- _Problem description_: The pictures get dropped, while every remaining part of the listing is copied exactly.

|---|

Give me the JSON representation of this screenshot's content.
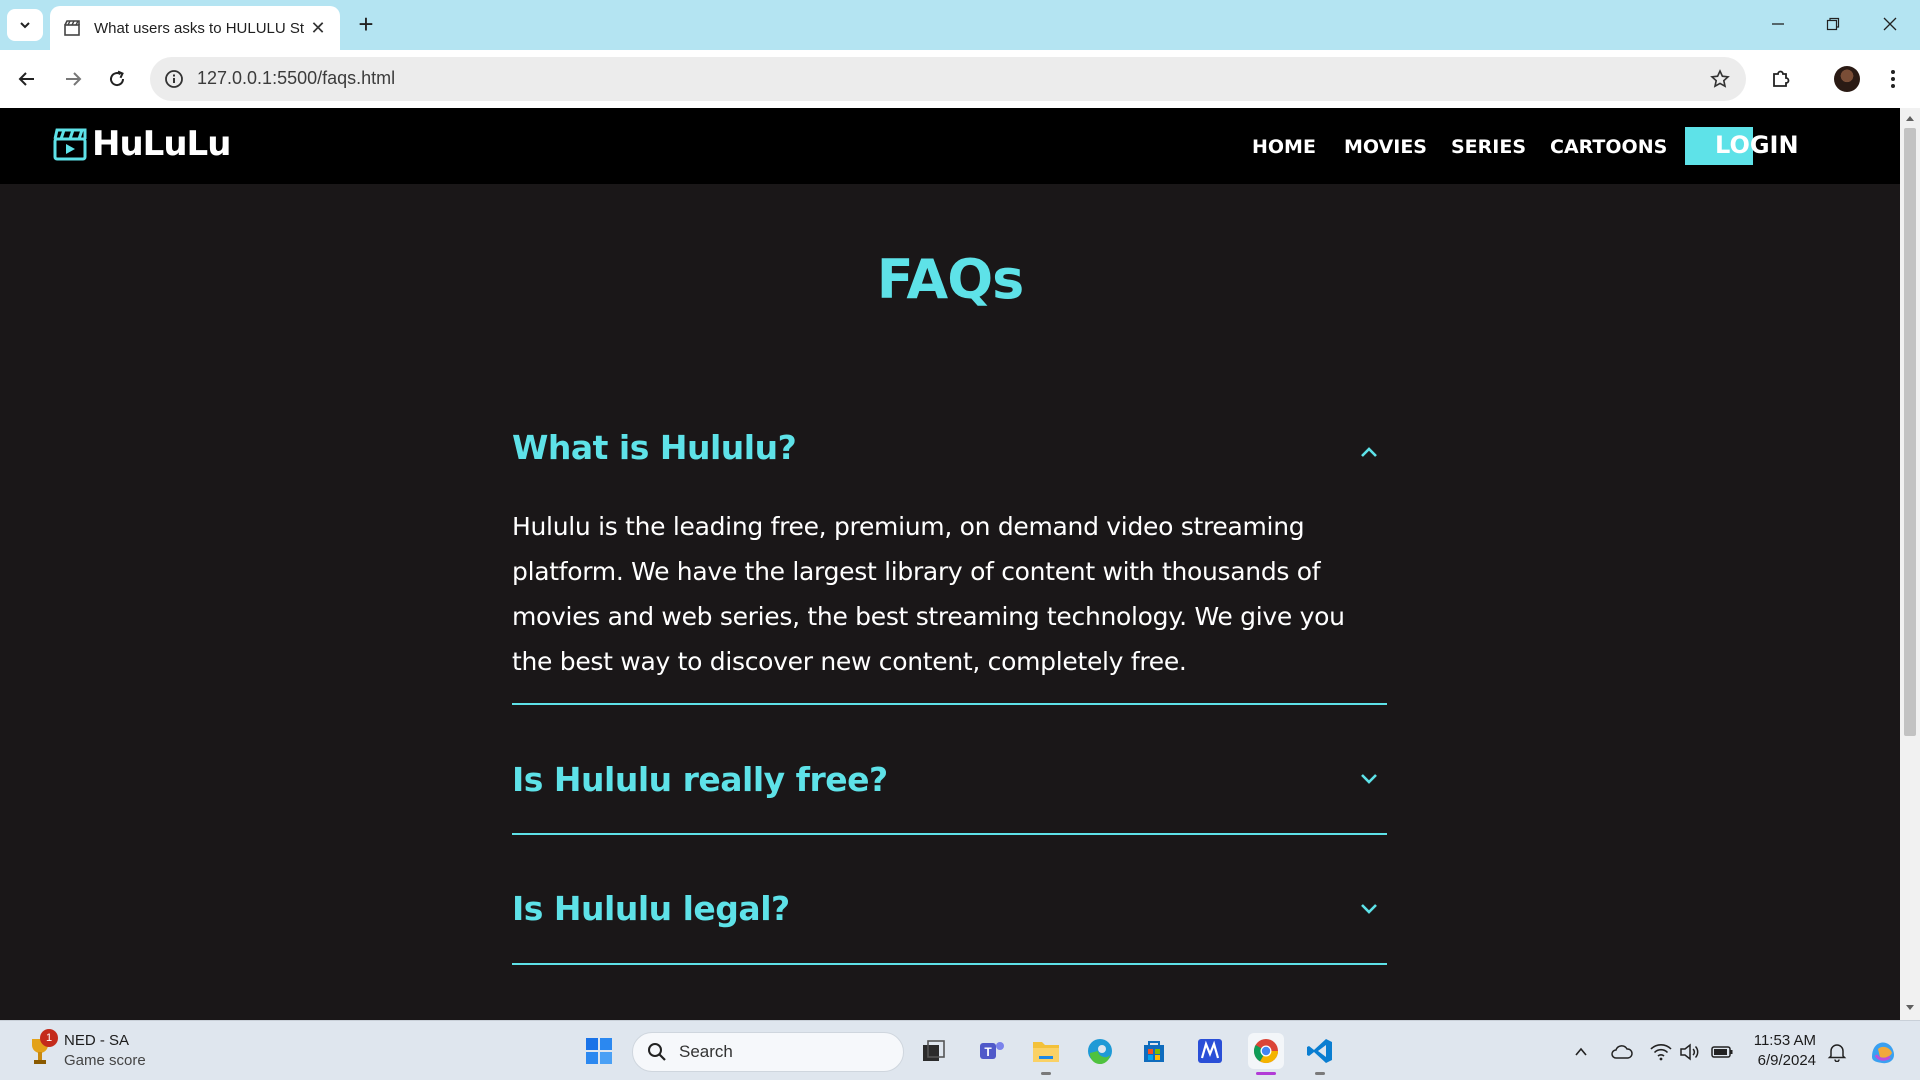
{
  "browser": {
    "tab_title": "What users asks to HULULU Streaming",
    "url": "127.0.0.1:5500/faqs.html",
    "new_tab_label": "+",
    "close_tab_label": "✕"
  },
  "site": {
    "logo_text": "HuLuLu",
    "nav": {
      "home": "HOME",
      "movies": "MOVIES",
      "series": "SERIES",
      "cartoons": "CARTOONS",
      "login": "LOGIN"
    },
    "page_title": "FAQs",
    "faqs": [
      {
        "question": "What is Hululu?",
        "answer": "Hululu is the leading free, premium, on demand video streaming platform. We have the largest library of content with thousands of movies and web series, the best streaming technology. We give you the best way to discover new content, completely free.",
        "expanded": true
      },
      {
        "question": "Is Hululu really free?",
        "answer": "",
        "expanded": false
      },
      {
        "question": "Is Hululu legal?",
        "answer": "",
        "expanded": false
      }
    ],
    "accent_color": "#5ee2e8"
  },
  "taskbar": {
    "widget_title": "NED - SA",
    "widget_subtitle": "Game score",
    "widget_badge": "1",
    "search_placeholder": "Search",
    "time": "11:53 AM",
    "date": "6/9/2024"
  },
  "icons": {
    "tab_menu": "chevron-down-icon",
    "favicon": "clapperboard-icon",
    "back": "arrow-left-icon",
    "forward": "arrow-right-icon",
    "reload": "reload-icon",
    "site_info": "info-icon",
    "bookmark": "star-icon",
    "extensions": "puzzle-icon",
    "menu": "kebab-icon"
  }
}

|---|

- _Result of the task_:
Give me the JSON representation of this screenshot's content.
{
  "browser": {
    "tab_title": "What users asks to HULULU Streaming",
    "url": "127.0.0.1:5500/faqs.html",
    "new_tab_label": "+",
    "close_tab_label": "✕"
  },
  "site": {
    "logo_text": "HuLuLu",
    "nav": {
      "home": "HOME",
      "movies": "MOVIES",
      "series": "SERIES",
      "cartoons": "CARTOONS",
      "login": "LOGIN"
    },
    "page_title": "FAQs",
    "faqs": [
      {
        "question": "What is Hululu?",
        "answer": "Hululu is the leading free, premium, on demand video streaming platform. We have the largest library of content with thousands of movies and web series, the best streaming technology. We give you the best way to discover new content, completely free.",
        "expanded": true
      },
      {
        "question": "Is Hululu really free?",
        "answer": "",
        "expanded": false
      },
      {
        "question": "Is Hululu legal?",
        "answer": "",
        "expanded": false
      }
    ],
    "accent_color": "#5ee2e8"
  },
  "taskbar": {
    "widget_title": "NED - SA",
    "widget_subtitle": "Game score",
    "widget_badge": "1",
    "search_placeholder": "Search",
    "time": "11:53 AM",
    "date": "6/9/2024"
  },
  "icons": {
    "tab_menu": "chevron-down-icon",
    "favicon": "clapperboard-icon",
    "back": "arrow-left-icon",
    "forward": "arrow-right-icon",
    "reload": "reload-icon",
    "site_info": "info-icon",
    "bookmark": "star-icon",
    "extensions": "puzzle-icon",
    "menu": "kebab-icon"
  }
}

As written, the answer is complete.